◆ **INSTRUCTIONS FOR THE TASK**
Repeat every entry below exactly.

◆ **DATA**

────────────────

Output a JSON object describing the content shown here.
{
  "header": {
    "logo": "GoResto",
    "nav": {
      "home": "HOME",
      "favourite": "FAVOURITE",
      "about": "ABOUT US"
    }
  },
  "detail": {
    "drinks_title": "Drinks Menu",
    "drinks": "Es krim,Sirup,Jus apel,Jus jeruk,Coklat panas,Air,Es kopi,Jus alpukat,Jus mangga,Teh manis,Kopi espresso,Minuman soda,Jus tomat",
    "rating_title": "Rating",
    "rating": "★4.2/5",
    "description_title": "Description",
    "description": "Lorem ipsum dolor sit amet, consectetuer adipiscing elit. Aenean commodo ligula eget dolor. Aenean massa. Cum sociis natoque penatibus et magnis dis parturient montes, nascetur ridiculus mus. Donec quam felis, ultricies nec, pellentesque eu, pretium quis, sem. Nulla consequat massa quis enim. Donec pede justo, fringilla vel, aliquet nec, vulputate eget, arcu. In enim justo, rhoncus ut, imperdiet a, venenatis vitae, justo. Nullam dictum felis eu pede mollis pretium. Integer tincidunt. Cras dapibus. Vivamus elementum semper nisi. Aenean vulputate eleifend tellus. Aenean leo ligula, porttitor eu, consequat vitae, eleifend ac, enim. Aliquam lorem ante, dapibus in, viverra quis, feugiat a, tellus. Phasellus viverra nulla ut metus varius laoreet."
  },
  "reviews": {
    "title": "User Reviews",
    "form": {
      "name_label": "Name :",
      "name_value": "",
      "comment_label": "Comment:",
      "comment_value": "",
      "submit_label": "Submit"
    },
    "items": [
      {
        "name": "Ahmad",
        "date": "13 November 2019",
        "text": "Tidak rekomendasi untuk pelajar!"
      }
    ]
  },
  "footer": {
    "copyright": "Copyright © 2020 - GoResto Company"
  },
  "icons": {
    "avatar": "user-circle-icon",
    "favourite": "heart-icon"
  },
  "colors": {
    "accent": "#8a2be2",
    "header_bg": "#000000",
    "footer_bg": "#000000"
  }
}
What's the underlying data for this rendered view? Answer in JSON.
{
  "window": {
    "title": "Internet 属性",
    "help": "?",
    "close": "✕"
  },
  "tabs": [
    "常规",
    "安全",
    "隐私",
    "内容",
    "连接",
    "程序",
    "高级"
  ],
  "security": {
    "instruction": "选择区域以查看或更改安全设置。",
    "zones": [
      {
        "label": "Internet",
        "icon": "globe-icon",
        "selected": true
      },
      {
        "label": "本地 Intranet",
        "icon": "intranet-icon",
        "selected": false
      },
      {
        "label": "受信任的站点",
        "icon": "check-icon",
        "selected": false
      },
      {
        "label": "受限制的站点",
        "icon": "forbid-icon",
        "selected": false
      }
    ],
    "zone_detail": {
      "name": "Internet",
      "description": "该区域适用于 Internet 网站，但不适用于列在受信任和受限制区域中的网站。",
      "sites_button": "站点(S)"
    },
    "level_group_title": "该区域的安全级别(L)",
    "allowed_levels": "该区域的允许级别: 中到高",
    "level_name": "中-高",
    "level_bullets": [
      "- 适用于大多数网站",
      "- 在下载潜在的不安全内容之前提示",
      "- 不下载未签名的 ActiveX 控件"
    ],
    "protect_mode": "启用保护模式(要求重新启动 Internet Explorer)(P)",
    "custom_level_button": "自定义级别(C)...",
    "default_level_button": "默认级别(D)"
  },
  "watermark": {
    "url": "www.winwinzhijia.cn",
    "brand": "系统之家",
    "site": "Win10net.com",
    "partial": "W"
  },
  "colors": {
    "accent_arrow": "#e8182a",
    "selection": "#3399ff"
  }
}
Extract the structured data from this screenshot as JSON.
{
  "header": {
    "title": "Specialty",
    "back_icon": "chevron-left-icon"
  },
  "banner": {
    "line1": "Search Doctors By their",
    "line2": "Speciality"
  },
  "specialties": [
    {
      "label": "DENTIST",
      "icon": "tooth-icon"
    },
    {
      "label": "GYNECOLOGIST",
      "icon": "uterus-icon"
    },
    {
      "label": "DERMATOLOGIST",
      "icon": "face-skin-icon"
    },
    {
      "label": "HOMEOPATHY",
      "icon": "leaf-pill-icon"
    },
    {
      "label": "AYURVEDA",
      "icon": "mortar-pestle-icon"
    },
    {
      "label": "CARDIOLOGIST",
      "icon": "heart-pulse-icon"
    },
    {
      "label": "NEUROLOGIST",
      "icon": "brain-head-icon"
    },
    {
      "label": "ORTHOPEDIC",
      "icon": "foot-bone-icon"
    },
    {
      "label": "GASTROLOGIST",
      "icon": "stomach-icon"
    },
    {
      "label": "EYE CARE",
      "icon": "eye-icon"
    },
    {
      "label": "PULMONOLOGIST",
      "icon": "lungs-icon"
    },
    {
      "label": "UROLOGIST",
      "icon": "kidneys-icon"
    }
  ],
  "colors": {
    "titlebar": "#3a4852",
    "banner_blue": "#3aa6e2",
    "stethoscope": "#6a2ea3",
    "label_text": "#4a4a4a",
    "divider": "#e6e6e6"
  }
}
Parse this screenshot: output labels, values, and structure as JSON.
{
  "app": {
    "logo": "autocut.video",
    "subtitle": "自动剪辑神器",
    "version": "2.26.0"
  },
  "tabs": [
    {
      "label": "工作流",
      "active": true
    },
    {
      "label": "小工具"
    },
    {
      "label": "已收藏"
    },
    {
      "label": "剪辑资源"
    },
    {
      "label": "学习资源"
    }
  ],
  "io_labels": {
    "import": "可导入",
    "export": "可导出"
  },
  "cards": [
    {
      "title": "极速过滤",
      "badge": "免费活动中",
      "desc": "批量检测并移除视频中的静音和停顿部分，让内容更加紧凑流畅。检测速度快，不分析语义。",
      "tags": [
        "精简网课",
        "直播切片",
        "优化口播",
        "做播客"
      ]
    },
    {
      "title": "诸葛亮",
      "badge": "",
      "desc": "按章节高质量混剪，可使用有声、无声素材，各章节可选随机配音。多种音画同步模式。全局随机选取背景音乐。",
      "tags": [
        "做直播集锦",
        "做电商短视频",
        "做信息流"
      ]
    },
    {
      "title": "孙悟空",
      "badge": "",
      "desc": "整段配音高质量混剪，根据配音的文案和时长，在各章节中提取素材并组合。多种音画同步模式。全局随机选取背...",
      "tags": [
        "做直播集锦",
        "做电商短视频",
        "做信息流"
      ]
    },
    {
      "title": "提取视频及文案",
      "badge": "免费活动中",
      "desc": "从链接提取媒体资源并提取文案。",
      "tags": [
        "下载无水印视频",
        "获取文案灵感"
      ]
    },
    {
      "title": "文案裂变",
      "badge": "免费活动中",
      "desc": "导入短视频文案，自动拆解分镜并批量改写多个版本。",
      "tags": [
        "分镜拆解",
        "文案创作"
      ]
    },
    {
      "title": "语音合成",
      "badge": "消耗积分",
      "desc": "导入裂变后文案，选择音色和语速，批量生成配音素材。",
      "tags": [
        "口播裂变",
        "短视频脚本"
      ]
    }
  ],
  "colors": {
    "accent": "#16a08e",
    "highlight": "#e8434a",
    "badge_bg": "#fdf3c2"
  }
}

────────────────

◆ **SOLUTION**
Output a JSON object describing the content shown here.
{
  "header": {
    "logo": "GoResto",
    "nav": {
      "home": "HOME",
      "favourite": "FAVOURITE",
      "about": "ABOUT US"
    }
  },
  "detail": {
    "drinks_title": "Drinks Menu",
    "drinks": "Es krim,Sirup,Jus apel,Jus jeruk,Coklat panas,Air,Es kopi,Jus alpukat,Jus mangga,Teh manis,Kopi espresso,Minuman soda,Jus tomat",
    "rating_title": "Rating",
    "rating": "★4.2/5",
    "description_title": "Description",
    "description": "Lorem ipsum dolor sit amet, consectetuer adipiscing elit. Aenean commodo ligula eget dolor. Aenean massa. Cum sociis natoque penatibus et magnis dis parturient montes, nascetur ridiculus mus. Donec quam felis, ultricies nec, pellentesque eu, pretium quis, sem. Nulla consequat massa quis enim. Donec pede justo, fringilla vel, aliquet nec, vulputate eget, arcu. In enim justo, rhoncus ut, imperdiet a, venenatis vitae, justo. Nullam dictum felis eu pede mollis pretium. Integer tincidunt. Cras dapibus. Vivamus elementum semper nisi. Aenean vulputate eleifend tellus. Aenean leo ligula, porttitor eu, consequat vitae, eleifend ac, enim. Aliquam lorem ante, dapibus in, viverra quis, feugiat a, tellus. Phasellus viverra nulla ut metus varius laoreet."
  },
  "reviews": {
    "title": "User Reviews",
    "form": {
      "name_label": "Name :",
      "name_value": "",
      "comment_label": "Comment:",
      "comment_value": "",
      "submit_label": "Submit"
    },
    "items": [
      {
        "name": "Ahmad",
        "date": "13 November 2019",
        "text": "Tidak rekomendasi untuk pelajar!"
      }
    ]
  },
  "footer": {
    "copyright": "Copyright © 2020 - GoResto Company"
  },
  "icons": {
    "avatar": "user-circle-icon",
    "favourite": "heart-icon"
  },
  "colors": {
    "accent": "#8a2be2",
    "header_bg": "#000000",
    "footer_bg": "#000000"
  }
}
What's the underlying data for this rendered view? Answer in JSON.
{
  "window": {
    "title": "Internet 属性",
    "help": "?",
    "close": "✕"
  },
  "tabs": [
    "常规",
    "安全",
    "隐私",
    "内容",
    "连接",
    "程序",
    "高级"
  ],
  "security": {
    "instruction": "选择区域以查看或更改安全设置。",
    "zones": [
      {
        "label": "Internet",
        "icon": "globe-icon",
        "selected": true
      },
      {
        "label": "本地 Intranet",
        "icon": "intranet-icon",
        "selected": false
      },
      {
        "label": "受信任的站点",
        "icon": "check-icon",
        "selected": false
      },
      {
        "label": "受限制的站点",
        "icon": "forbid-icon",
        "selected": false
      }
    ],
    "zone_detail": {
      "name": "Internet",
      "description": "该区域适用于 Internet 网站，但不适用于列在受信任和受限制区域中的网站。",
      "sites_button": "站点(S)"
    },
    "level_group_title": "该区域的安全级别(L)",
    "allowed_levels": "该区域的允许级别: 中到高",
    "level_name": "中-高",
    "level_bullets": [
      "- 适用于大多数网站",
      "- 在下载潜在的不安全内容之前提示",
      "- 不下载未签名的 ActiveX 控件"
    ],
    "protect_mode": "启用保护模式(要求重新启动 Internet Explorer)(P)",
    "custom_level_button": "自定义级别(C)...",
    "default_level_button": "默认级别(D)"
  },
  "watermark": {
    "url": "www.winwinzhijia.cn",
    "brand": "系统之家",
    "site": "Win10net.com",
    "partial": "W"
  },
  "colors": {
    "accent_arrow": "#e8182a",
    "selection": "#3399ff"
  }
}
Extract the structured data from this screenshot as JSON.
{
  "header": {
    "title": "Specialty",
    "back_icon": "chevron-left-icon"
  },
  "banner": {
    "line1": "Search Doctors By their",
    "line2": "Speciality"
  },
  "specialties": [
    {
      "label": "DENTIST",
      "icon": "tooth-icon"
    },
    {
      "label": "GYNECOLOGIST",
      "icon": "uterus-icon"
    },
    {
      "label": "DERMATOLOGIST",
      "icon": "face-skin-icon"
    },
    {
      "label": "HOMEOPATHY",
      "icon": "leaf-pill-icon"
    },
    {
      "label": "AYURVEDA",
      "icon": "mortar-pestle-icon"
    },
    {
      "label": "CARDIOLOGIST",
      "icon": "heart-pulse-icon"
    },
    {
      "label": "NEUROLOGIST",
      "icon": "brain-head-icon"
    },
    {
      "label": "ORTHOPEDIC",
      "icon": "foot-bone-icon"
    },
    {
      "label": "GASTROLOGIST",
      "icon": "stomach-icon"
    },
    {
      "label": "EYE CARE",
      "icon": "eye-icon"
    },
    {
      "label": "PULMONOLOGIST",
      "icon": "lungs-icon"
    },
    {
      "label": "UROLOGIST",
      "icon": "kidneys-icon"
    }
  ],
  "colors": {
    "titlebar": "#3a4852",
    "banner_blue": "#3aa6e2",
    "stethoscope": "#6a2ea3",
    "label_text": "#4a4a4a",
    "divider": "#e6e6e6"
  }
}
Parse this screenshot: output labels, values, and structure as JSON.
{
  "app": {
    "logo": "autocut.video",
    "subtitle": "自动剪辑神器",
    "version": "2.26.0"
  },
  "tabs": [
    {
      "label": "工作流",
      "active": true
    },
    {
      "label": "小工具"
    },
    {
      "label": "已收藏"
    },
    {
      "label": "剪辑资源"
    },
    {
      "label": "学习资源"
    }
  ],
  "io_labels": {
    "import": "可导入",
    "export": "可导出"
  },
  "cards": [
    {
      "title": "极速过滤",
      "badge": "免费活动中",
      "desc": "批量检测并移除视频中的静音和停顿部分，让内容更加紧凑流畅。检测速度快，不分析语义。",
      "tags": [
        "精简网课",
        "直播切片",
        "优化口播",
        "做播客"
      ]
    },
    {
      "title": "诸葛亮",
      "badge": "",
      "desc": "按章节高质量混剪，可使用有声、无声素材，各章节可选随机配音。多种音画同步模式。全局随机选取背景音乐。",
      "tags": [
        "做直播集锦",
        "做电商短视频",
        "做信息流"
      ]
    },
    {
      "title": "孙悟空",
      "badge": "",
      "desc": "整段配音高质量混剪，根据配音的文案和时长，在各章节中提取素材并组合。多种音画同步模式。全局随机选取背...",
      "tags": [
        "做直播集锦",
        "做电商短视频",
        "做信息流"
      ]
    },
    {
      "title": "提取视频及文案",
      "badge": "免费活动中",
      "desc": "从链接提取媒体资源并提取文案。",
      "tags": [
        "下载无水印视频",
        "获取文案灵感"
      ]
    },
    {
      "title": "文案裂变",
      "badge": "免费活动中",
      "desc": "导入短视频文案，自动拆解分镜并批量改写多个版本。",
      "tags": [
        "分镜拆解",
        "文案创作"
      ]
    },
    {
      "title": "语音合成",
      "badge": "消耗积分",
      "desc": "导入裂变后文案，选择音色和语速，批量生成配音素材。",
      "tags": [
        "口播裂变",
        "短视频脚本"
      ]
    }
  ],
  "colors": {
    "accent": "#16a08e",
    "highlight": "#e8434a",
    "badge_bg": "#fdf3c2"
  }
}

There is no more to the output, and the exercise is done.